“We’d all do our own thing,” says Sumner. “We didn’t really jam, we didn’t talk to each other about it. It was a pleasurable time, but with a certain uncertainty about Ian, because of his health. We’d finally got where we were aiming for, and America was beckoning. We were on the cusp, we were fantastic live. But on the other hand, we worried about Ian’s fits.”
Curtis’ epilepsy had started affecting Joy Division shows seriously when the band toured with the Buzzcocks in October 1979. “Really, we should have stopped then, but we didn’t, we just carried on,” admits Morris. In January 1980, the band made a chilly tour of the Netherlands, Belgium and Germany, unveiling some putative versions – untouched by Hannett – of the Closer material. With a comical austerity typical of the band, their haircuts were administered by Rob Gretton.
Six more UK gigs in February followed, before the band returned to where they’d recorded Unknown Pleasures, Strawberry Studios in Stockport (owned by 10cc and disapproved of by Sumner: “We didn’t like the sound in there, it was real ’70s gear, carpets on the wall. Everything was dead”) for a first attempt at one of the new songs. “‘Love Will Tear Us Apart’ came about due to the bass riff,” says Hook, “and me and Steve getting the backing track. There’s hardly any keyboards and on the first version there’s hardly any guitar. It was written quite simply.”
Morris: “Martin [Hannett] was into sonic experimentation.

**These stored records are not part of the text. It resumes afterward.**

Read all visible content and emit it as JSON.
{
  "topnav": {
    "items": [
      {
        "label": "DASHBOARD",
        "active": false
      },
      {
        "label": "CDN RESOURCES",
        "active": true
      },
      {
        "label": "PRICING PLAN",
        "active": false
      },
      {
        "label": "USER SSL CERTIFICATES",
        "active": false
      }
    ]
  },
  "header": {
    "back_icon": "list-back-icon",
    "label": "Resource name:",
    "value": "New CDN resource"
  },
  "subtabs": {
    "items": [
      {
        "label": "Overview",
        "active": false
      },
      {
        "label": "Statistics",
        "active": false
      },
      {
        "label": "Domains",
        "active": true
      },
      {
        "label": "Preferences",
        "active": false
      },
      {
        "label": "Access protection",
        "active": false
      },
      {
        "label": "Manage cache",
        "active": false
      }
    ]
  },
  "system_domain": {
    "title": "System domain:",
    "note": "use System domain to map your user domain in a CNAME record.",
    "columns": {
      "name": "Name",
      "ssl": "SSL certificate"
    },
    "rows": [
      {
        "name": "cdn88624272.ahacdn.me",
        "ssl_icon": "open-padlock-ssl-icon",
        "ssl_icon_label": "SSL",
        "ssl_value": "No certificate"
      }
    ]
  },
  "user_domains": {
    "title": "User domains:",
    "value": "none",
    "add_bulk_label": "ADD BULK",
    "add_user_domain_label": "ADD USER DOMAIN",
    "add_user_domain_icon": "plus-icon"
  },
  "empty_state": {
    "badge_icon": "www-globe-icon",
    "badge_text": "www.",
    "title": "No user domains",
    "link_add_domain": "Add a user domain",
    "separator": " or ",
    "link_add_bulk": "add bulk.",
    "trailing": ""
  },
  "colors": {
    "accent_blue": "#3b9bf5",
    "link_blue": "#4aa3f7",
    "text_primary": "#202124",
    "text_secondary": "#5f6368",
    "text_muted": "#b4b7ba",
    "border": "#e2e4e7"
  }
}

It was, ‘Fuck what the band want.’ He wanted to make a classic record. ‘Love Will Tear Us Apart’ is best described as a war of attrition. You’d do it, then you’d think you’d done it, and then you’d do it again and again and again…”
Sumner: “We were unhappy with the results. It was this constant to-ing and fro-ing with Martin. We all thought his production on Unknown Pleasures was really interesting, but it just didn’t catch the power of the band live. Peter Hook and I were keen for it not to happen again. We were constantly pushing him to make the sound more powerful.”
Hook: “Tony felt the songs we were writing were slower and darker, which I think you can safely say Closer is. I don’t know whether it was half in jest, but Tony suggested Ian listen to Frank Sinatra. And then Rob went out and bought him some Sinatra records and Ian did get into listening to Sinatra, which was quite funny. Quite nice, actually.”
Sumner: “We were at our friend Jasmine’s house in Walthamstow, before we got the ferry to go out to Europe [for live dates], and Frank Sinatra came on the telly. Ian said, ‘Frank Sinatra’s great.’ Either me or Rob went, ‘No, he’s shit.’ ‘No, he’s great.’ ‘No, he’s fucking SHIT!’ ‘You don’t know what you’re talking about, he’s fucking GREAT!’ And the whole argument escalated… I think Ian sang like Frank Sinatra on ‘Love Will Tear Us Apart’ to fuck us off.”